The Barber is actually just the beginning. There are three plays about Figaro and his friends. The second one, where Figaro gets married (you might have heard of that opera too, by some genius named Mozart), is just as funny but has a more serious theme; the third, A Mother's Guilt, is the most serious of all, revealing several secrets about the main characters, which are only hinted at in the first two plays. (ESP has plans to eventually read all three!) 

Pierre-Augustin Caron de Beaumarchais was born in 1732 and died in 1799; in his 67 years, he packed enough life in for a particularly active man of 120. His individual activities make the collective Enlightenment seem slightly dimmer by comparison. He was, among many other things, a watchmaker, an inventor, a diplomat, a sometime playwright, a publisher, a spy, a revolutionary, an arms dealer, and a notorious lover. He helped fund the American Revolution. He tried to support the French Revolution as well, but wound up a fugitive from Robespierre. He married thrice and had to suffer the suspicions of his enemies that he poisoned his first two wives, though no one ever seriously brought these charges; at all events, he was famous for adoring his family and friends. 

His father, a man named André-Charles Caron, was a watchmaker (a lucrative business calling during the Enlightenment, and an excellent metaphor for building plays, we think!) and his son invented several improvements to the clockwork. He mounted a watch on a ring that adorned the hand of the infamous Madame de Pompadour, for which he became famous after he won a notorious court case that proved that he and not a rival created the watch. He became a celebrity and a friend to many of the rich and famous, whom he later satirized in his works.  

At one point he went to Spain to get a fellow to honor his promise to marry his sister; the fellow turned out to be a thoroughgoing cad, and the marriage was called off.
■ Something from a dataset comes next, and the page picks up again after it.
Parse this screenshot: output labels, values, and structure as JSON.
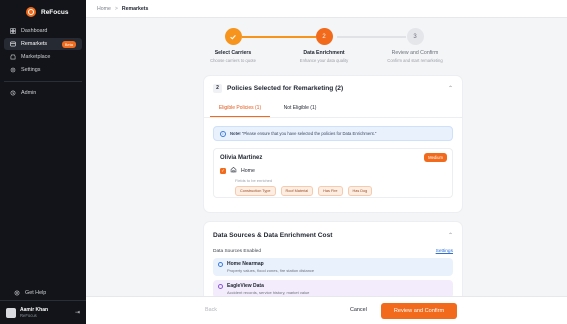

Beaumarchais, however, had found the setting for his major plays. (The adventure with the cad became a play too - but Goethe wrote it.) 

Barber is somewhat autobiographical. The wily title character, who has dabbled in playwriting, is certainly a stand-in for the author. It's been pointed out that even his name, Figaro, may be a pun on Beaumarchais' birth name: fils Caron or "son of Caron." The play's plot is uncomplicated—the servant who helps his master overcome obstacles to win his beloved—but the details are sophisticated and very funny indeed. The play's commedia dell'arte origins were here made more realistic: Beaumarchais was very proud that the villain of the piece is never merely an antagonist, but has hopes and dreams of his own, however absurd.  
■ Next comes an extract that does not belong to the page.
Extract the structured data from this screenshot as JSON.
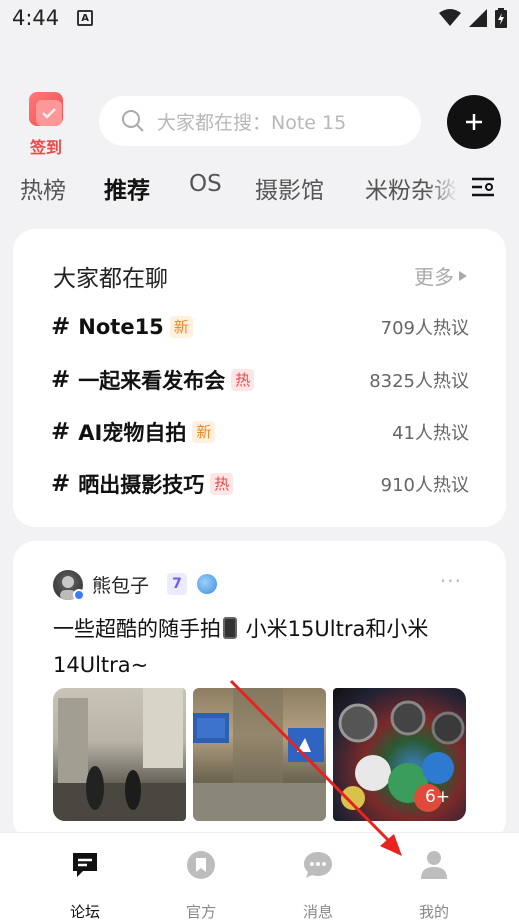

But you need know none of this to enjoy this terrific farce about true love and its bumpy courses. Even if all you know about The Barber of Seville are bits of Rossini's overture—well, lucky you. But get your ticket because, to borrow a phrase from our friend Speight Jenkins, it's going to be a great show! 

From Beaumarchais' introduction to this play

Works for the theatre, Sir, are like children are for women: conceived with a thrill of intense pleasure, rounded out with some exhaustion, delivered in agony, and rarely surviving long enough to repay the parents for their trouble: more of a grief than a pleasure. Follow them in their career: they hardly see the light of day than they are accused of being trouble-makers, and censors are applied: as a result, any further development is often stunted. Instead of gently watching them play, the cruel denizens of the pit handle them roughly, and often drop them: sometimes the actor employed to make them presentable lets them fall so flat they never walk again. Let them out of your sight for a moment, and you find them, sad to say, playing anywhere, but in rags, unrecognisable, hideously cut about and crawling with critics. If they escape all those calamities, and shine for a moment in the world, they fall victims to the greatest of them all, and die a lingering death from being forgotten: their life is over, they are allowed to sink back into oblivion, lost forever in the vast immensity of books.